(Excerpts from a dataset)
■ ■ ■ ■ ■

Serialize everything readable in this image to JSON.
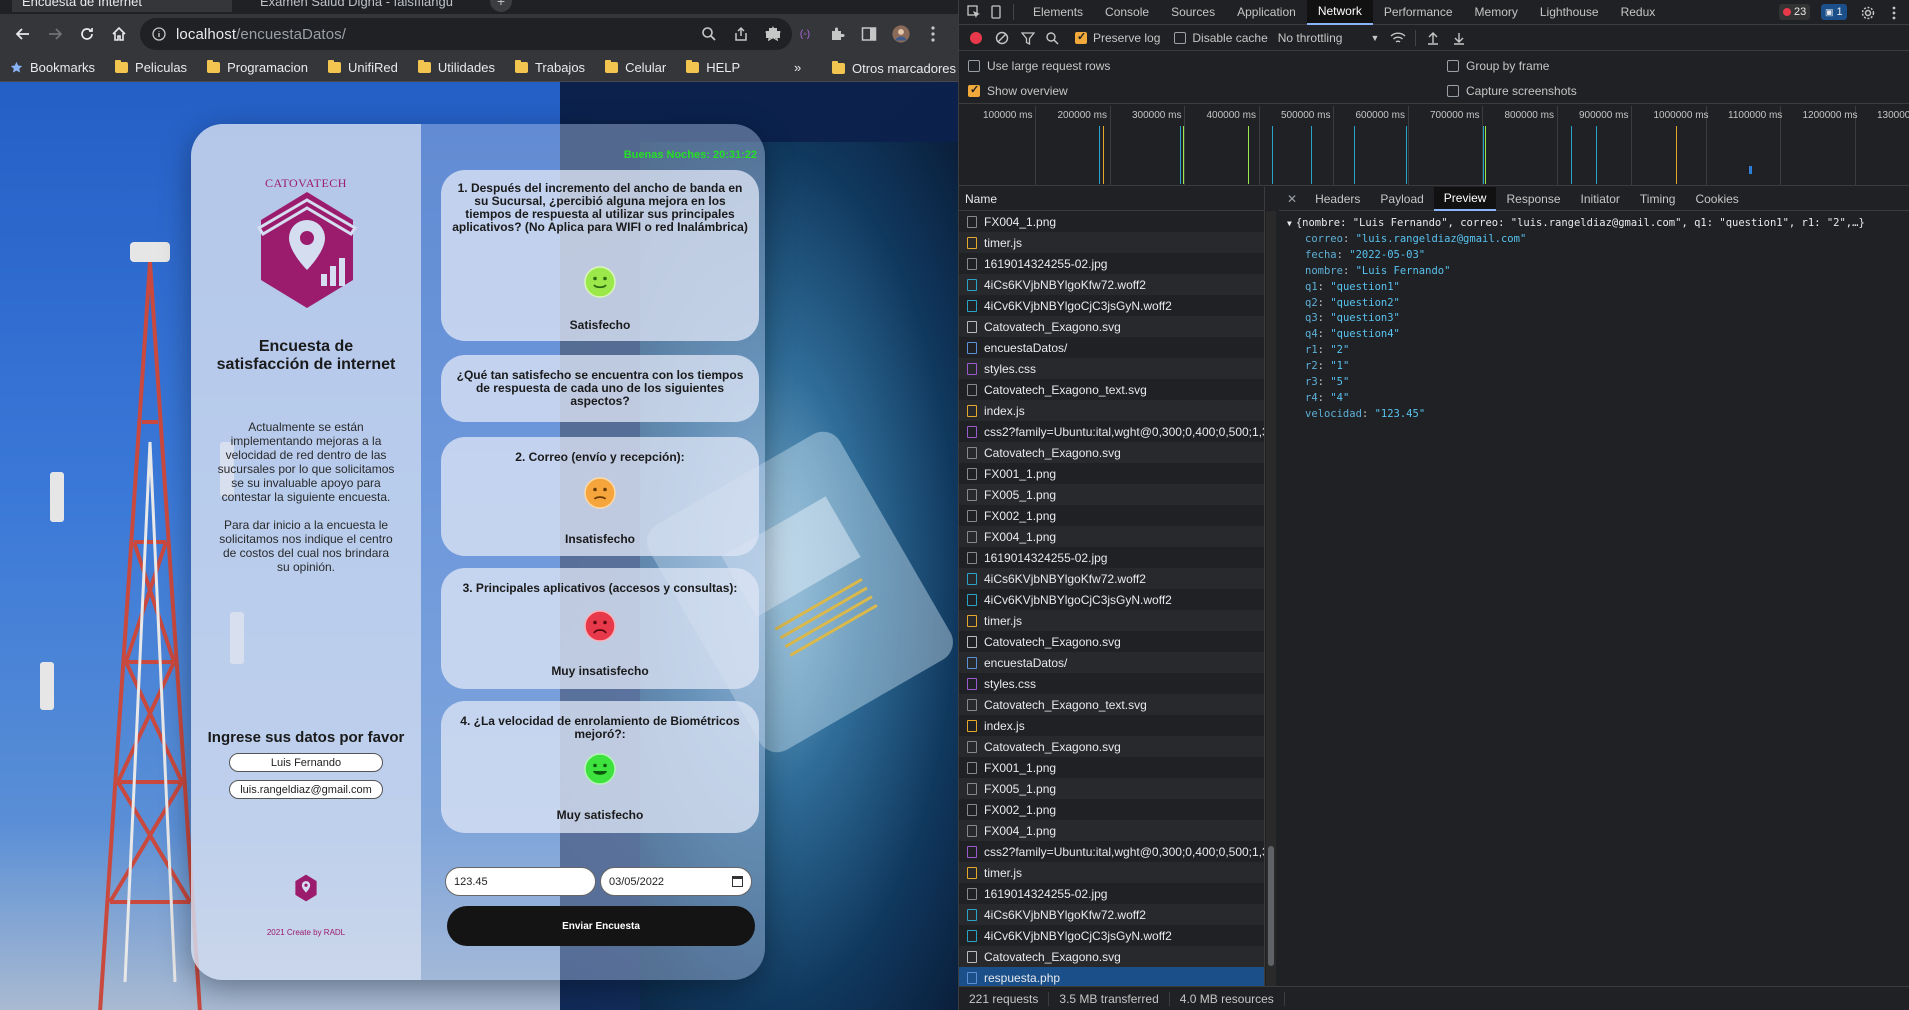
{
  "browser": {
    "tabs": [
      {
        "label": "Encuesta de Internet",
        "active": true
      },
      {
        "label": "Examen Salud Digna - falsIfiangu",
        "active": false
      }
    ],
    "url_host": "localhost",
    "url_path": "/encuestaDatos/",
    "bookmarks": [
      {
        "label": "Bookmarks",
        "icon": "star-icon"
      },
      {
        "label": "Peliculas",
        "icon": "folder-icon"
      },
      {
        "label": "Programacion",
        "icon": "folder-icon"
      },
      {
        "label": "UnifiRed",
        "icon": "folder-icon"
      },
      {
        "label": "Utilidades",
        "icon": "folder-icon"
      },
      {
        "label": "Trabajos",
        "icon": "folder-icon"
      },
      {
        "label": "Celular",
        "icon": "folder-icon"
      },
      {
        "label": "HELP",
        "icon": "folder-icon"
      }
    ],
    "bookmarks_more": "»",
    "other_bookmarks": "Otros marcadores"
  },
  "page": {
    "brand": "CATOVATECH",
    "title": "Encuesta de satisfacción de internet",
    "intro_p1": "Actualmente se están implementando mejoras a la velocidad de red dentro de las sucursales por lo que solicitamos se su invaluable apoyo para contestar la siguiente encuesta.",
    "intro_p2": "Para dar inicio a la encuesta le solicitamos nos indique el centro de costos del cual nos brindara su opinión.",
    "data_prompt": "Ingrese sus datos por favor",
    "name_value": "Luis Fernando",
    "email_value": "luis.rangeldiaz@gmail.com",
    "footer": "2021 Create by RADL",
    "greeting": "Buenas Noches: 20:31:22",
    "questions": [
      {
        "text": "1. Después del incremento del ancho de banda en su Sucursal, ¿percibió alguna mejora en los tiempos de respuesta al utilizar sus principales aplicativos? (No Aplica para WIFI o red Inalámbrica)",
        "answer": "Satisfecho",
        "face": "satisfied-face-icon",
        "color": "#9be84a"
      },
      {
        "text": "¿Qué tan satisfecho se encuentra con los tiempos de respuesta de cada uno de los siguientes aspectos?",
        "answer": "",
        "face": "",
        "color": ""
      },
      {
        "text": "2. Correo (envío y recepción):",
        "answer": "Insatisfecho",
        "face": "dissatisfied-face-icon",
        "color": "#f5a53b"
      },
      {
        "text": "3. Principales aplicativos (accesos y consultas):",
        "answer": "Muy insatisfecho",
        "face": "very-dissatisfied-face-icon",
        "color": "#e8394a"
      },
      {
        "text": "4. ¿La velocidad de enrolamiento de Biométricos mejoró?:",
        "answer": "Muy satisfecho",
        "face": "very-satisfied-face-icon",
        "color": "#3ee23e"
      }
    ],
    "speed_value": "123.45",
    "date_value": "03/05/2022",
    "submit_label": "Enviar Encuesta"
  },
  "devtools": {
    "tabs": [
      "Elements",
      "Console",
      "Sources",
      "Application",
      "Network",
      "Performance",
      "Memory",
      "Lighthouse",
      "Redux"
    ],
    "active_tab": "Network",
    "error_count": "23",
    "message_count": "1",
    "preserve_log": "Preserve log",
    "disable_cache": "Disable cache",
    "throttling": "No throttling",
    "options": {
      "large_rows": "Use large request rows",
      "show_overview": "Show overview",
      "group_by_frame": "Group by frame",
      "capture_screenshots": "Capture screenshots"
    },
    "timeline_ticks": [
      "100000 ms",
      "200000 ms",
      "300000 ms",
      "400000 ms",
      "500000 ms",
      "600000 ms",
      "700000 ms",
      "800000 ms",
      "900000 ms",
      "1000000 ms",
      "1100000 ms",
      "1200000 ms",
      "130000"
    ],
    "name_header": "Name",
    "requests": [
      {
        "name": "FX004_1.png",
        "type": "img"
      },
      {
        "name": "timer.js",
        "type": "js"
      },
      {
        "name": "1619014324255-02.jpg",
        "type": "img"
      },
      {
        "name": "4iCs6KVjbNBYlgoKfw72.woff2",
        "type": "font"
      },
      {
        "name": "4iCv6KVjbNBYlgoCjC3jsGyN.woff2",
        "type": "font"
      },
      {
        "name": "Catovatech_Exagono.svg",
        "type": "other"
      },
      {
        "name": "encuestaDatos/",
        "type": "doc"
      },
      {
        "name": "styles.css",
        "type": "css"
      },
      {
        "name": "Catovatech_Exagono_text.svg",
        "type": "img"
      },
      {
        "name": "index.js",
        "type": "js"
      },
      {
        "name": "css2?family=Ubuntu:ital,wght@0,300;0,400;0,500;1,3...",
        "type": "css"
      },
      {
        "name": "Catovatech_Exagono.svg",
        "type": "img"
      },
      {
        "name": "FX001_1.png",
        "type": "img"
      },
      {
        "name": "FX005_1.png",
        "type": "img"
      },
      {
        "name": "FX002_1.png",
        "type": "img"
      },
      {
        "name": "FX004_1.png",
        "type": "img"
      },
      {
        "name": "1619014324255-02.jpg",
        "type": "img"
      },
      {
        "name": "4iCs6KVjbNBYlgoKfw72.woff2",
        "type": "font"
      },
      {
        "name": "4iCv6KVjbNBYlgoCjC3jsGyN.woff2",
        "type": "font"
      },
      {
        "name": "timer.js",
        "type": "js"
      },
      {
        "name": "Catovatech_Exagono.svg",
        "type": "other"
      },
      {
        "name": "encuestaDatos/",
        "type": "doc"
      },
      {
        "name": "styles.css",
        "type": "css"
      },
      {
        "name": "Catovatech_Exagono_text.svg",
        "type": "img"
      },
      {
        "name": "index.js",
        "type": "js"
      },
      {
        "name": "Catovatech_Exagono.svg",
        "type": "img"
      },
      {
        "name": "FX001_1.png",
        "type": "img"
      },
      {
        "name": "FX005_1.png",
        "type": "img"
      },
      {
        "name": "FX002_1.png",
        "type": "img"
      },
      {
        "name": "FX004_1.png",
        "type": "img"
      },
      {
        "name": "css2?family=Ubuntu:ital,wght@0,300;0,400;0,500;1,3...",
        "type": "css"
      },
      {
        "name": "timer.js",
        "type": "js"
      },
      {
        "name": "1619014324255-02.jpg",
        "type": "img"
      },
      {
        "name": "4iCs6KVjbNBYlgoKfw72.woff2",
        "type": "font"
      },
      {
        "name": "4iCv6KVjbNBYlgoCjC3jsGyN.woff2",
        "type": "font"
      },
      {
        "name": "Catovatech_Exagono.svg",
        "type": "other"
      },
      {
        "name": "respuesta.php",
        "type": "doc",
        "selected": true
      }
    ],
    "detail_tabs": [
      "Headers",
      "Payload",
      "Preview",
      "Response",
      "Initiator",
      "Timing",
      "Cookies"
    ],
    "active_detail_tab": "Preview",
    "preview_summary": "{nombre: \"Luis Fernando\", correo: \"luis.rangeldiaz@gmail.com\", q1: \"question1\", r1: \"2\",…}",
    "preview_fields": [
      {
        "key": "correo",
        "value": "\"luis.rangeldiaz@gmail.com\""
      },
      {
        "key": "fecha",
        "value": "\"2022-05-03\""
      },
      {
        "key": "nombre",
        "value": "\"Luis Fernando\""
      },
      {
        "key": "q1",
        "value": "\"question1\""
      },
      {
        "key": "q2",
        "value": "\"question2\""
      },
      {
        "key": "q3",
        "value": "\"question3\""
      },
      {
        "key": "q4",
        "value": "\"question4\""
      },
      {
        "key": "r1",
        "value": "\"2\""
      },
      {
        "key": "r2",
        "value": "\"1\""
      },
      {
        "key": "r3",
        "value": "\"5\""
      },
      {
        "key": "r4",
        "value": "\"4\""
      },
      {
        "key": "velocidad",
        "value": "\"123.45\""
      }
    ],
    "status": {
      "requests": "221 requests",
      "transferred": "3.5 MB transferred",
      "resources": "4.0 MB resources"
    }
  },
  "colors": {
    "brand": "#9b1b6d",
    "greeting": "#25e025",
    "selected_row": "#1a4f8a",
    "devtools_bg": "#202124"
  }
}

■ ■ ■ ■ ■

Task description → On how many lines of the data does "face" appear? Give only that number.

Solution for this exercise → 5